“One day Tortoise had a new idea. He folded his legs and hid inside his shell. He told his wife, ‘This is your new granite stone so you can grind pepper on it.’ Then Pig came and said, ‘Where is your husband? Where is your husband? If you don’t answer me I will take your stone and throw it into the bush.’ The woman didn’t answer, so Pig grabbed the stone and threw it away. A few minutes later Tortoise appeared and heard his wife and Pig arguing.
“‘Oh, Pig, there is no need for arguing. Your money is ready. Just go and get that stone wherever you threw it. Your money is safely hidden inside.’
“To this day Pig is still looking for that granite stone. After searching for days, he decided it must have sunk into the earth. So if you see Pig digging and digging in the ground, now you know why.”
By the end of my third night at Aba House, I had heard fourteen stories. Cephus Mensah Amabale told a story about a beautiful woman from a wealthy family with more suitors than she could count. Her family constructed a series of tests to determine which man really loved her for herself rather than for her money or her looks. Ben Kwao Adipah told a story about a chief’s wife who is unable to give him a boy child so he keeps marrying more and more wives, all of whom have girls.
But it was time to leave Nungua and travel along the coast to Kopeyia, another cultural compound specializing in drumming. On the way we stopped at Keta for lunch outdoors on the beach: fried tilapia caught that morning and fou fou (pounded cassava) with “red red,” a spicy sauce made with vegetables and red peppers. I pictured Tortoise’s wife pounding those red peppers on her granite stone.

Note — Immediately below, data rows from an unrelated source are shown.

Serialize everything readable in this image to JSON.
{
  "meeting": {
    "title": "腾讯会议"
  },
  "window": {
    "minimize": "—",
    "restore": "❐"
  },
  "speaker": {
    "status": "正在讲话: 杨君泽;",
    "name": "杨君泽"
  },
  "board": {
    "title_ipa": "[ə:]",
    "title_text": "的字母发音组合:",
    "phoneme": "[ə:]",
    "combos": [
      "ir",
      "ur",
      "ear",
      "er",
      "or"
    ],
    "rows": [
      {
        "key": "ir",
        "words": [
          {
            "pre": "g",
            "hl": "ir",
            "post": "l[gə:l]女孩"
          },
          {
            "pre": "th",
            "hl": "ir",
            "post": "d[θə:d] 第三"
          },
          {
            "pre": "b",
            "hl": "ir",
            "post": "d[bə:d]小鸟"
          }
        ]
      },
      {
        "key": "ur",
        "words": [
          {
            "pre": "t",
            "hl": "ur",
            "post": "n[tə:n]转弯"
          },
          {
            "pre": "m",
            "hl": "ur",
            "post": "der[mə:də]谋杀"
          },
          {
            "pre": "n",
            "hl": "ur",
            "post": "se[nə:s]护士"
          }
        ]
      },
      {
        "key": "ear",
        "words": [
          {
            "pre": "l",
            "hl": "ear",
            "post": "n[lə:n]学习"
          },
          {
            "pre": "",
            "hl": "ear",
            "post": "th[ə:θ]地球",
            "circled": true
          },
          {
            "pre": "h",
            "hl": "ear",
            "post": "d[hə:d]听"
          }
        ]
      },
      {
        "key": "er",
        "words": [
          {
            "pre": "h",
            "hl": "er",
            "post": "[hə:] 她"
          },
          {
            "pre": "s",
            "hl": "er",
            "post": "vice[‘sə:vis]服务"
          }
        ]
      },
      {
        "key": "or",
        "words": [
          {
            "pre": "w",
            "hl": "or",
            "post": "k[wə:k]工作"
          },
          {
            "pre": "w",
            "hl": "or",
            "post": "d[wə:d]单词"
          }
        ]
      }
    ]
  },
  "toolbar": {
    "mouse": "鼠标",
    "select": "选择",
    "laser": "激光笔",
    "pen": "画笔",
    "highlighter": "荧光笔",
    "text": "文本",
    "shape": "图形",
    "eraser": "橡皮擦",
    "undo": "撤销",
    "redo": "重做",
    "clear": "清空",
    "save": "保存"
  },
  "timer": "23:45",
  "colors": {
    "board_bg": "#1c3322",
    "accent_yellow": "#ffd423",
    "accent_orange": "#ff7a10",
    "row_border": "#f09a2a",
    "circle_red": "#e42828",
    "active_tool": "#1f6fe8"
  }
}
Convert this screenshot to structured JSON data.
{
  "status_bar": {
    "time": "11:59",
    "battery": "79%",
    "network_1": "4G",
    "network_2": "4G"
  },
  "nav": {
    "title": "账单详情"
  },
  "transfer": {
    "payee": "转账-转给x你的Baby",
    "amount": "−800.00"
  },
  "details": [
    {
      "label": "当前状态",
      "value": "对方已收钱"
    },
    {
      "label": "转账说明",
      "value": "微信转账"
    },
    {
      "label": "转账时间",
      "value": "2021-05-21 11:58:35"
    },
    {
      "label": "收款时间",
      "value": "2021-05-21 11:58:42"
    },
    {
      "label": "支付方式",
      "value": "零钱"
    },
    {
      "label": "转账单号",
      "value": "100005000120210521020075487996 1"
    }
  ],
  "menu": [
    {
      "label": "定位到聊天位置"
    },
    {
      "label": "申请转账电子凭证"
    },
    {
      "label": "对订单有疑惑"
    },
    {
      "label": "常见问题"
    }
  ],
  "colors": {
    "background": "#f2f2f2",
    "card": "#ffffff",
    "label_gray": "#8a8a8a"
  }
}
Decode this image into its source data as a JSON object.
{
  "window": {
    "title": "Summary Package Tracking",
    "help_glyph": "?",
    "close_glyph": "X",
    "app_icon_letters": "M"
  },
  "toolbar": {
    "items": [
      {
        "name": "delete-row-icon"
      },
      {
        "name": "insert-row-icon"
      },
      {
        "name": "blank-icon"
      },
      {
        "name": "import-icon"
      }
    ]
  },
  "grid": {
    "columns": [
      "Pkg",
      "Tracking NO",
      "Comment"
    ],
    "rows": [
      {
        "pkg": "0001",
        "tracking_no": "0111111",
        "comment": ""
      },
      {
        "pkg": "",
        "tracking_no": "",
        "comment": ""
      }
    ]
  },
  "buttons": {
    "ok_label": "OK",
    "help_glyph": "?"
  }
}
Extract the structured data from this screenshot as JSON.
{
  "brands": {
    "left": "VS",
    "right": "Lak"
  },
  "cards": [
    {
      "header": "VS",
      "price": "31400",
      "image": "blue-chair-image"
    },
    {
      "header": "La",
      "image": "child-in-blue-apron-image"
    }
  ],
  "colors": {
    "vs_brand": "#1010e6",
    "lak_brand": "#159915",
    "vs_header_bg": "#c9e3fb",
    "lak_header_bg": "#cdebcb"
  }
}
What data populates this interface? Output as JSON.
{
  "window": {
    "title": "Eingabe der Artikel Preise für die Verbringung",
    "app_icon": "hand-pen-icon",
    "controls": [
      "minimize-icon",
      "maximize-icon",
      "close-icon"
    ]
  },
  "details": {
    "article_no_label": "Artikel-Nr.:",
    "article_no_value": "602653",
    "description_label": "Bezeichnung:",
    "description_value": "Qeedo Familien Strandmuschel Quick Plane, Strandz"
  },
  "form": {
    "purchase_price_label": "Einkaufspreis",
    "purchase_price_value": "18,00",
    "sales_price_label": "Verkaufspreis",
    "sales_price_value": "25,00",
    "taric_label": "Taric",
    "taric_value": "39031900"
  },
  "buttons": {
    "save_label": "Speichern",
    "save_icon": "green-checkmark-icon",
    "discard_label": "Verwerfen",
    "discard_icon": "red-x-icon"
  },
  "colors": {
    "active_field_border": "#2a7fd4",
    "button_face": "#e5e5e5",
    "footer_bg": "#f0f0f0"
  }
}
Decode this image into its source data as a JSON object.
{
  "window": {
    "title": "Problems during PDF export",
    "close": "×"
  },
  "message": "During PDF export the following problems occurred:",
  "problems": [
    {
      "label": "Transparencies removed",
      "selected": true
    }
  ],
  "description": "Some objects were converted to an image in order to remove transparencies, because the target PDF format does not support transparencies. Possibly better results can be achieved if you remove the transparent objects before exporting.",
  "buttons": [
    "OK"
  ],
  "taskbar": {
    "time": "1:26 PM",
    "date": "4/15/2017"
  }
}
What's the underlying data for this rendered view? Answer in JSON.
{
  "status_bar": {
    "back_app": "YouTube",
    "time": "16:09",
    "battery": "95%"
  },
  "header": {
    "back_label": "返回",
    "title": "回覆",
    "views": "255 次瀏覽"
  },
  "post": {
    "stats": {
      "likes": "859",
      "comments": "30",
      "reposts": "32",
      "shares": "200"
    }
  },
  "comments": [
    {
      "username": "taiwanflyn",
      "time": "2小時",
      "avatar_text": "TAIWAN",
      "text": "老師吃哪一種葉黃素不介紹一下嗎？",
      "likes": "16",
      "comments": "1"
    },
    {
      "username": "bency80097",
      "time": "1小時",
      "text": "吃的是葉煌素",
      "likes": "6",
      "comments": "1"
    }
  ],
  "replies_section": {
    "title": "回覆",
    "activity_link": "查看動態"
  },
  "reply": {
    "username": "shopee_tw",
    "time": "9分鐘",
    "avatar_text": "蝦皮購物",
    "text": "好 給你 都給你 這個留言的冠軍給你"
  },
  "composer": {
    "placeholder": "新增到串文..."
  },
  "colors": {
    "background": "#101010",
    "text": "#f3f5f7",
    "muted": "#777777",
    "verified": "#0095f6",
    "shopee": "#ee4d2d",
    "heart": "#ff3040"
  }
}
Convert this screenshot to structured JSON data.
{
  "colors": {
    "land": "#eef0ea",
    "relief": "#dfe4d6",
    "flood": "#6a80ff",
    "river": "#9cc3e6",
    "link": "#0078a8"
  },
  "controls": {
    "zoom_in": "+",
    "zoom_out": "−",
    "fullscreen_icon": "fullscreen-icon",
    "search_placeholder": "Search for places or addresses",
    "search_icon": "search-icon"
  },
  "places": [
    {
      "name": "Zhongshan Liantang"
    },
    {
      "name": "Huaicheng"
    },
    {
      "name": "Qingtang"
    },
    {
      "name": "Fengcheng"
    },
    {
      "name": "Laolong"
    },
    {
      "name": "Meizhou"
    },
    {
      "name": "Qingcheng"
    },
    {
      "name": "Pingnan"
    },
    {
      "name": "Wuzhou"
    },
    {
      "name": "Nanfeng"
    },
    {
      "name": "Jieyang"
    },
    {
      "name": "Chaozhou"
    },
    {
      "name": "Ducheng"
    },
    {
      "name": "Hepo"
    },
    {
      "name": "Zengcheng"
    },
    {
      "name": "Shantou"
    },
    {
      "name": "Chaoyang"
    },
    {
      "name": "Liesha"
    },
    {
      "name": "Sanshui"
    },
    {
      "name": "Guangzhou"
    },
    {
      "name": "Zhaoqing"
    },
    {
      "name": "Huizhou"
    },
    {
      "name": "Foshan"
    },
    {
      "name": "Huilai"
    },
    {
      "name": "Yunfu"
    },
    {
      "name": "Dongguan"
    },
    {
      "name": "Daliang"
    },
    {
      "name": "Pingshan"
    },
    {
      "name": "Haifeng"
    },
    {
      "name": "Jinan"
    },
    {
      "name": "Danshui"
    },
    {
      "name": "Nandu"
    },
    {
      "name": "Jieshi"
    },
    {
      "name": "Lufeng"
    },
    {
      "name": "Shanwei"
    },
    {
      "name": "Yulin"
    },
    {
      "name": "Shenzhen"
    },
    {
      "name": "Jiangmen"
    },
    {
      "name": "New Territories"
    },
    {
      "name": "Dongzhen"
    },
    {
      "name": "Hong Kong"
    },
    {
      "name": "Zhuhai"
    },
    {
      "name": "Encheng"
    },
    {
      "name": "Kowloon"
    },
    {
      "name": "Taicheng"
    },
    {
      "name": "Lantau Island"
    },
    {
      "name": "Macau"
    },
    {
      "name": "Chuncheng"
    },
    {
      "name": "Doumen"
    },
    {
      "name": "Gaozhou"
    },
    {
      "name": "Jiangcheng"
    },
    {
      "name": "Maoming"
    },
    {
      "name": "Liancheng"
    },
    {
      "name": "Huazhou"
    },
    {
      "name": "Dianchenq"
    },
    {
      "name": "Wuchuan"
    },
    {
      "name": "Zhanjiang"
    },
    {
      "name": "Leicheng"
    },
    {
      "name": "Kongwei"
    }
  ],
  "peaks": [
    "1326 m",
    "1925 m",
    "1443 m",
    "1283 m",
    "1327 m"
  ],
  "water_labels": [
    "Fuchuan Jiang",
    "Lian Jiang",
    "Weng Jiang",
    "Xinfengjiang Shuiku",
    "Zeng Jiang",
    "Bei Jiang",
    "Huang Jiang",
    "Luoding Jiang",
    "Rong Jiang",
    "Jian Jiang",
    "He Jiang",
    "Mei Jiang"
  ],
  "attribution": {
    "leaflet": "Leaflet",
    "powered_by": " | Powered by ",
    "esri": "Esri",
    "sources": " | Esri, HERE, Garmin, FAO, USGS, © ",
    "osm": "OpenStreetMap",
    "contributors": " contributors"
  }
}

At every beach we passed in our un-air conditioned van, we watched fishermen in brightly painted wooden fishing boats bobbing on the waves and women sorting many different kinds of fish in wooden baskets. We went to market day in Denu and everything was for sale from shoes to auto parts to towering piles of mangoes. We saw what amounted to a “fish aisle” with twenty or thirty women selling every kind of fresh and dried fish from their baskets. It had the feel of an auction as men yelled out types of fish and their prices, but not in English!
In Ghana most people speak English but when they speak to each other they use their native language. And also, although most people are Christian or Muslim, many of them practice a much older, animist African religion as well. In the small villages, the native culture--fetish priests, traditional health cures, drumming, dancing, singing, storytelling, and pottery making--is still very much intact.
Happily for tourists, friendliness in Ghana is abundant. In Kopeyia, Kofi Agbeli, our guide at the “Dagbe” compound, organized an evening of storytelling just for us. He told three stories and then I told one. Everyone sang and danced and drummed, for his stories, and for mine as well.
After we left Dagbe, Kofi called the next day to make sure that our travels were going well. At the time we were visiting two “Kente cloth villages” and buying some of the famous (and gorgeous) fabric. We told Kofi that everything was great, little knowing that we would arrive later that day (a Friday afternoon) in the city of Kumasi to find that every hotel was booked. We were hot and tired and getting a little desperate when the third hotel said “no.”
I used my storytelling skills to describe how much we needed a room and this brought quick results. Within ten minutes the hotel clerk introduced us to a former employee who hopped in our van and led us to “The Pink Panther Hotel.” There we were shown to the “Executive Suite.” It had two huge rooms, red velvet couches, an exercise bicycle, a stereo, a microwave, and best of all, air conditioning and two beds.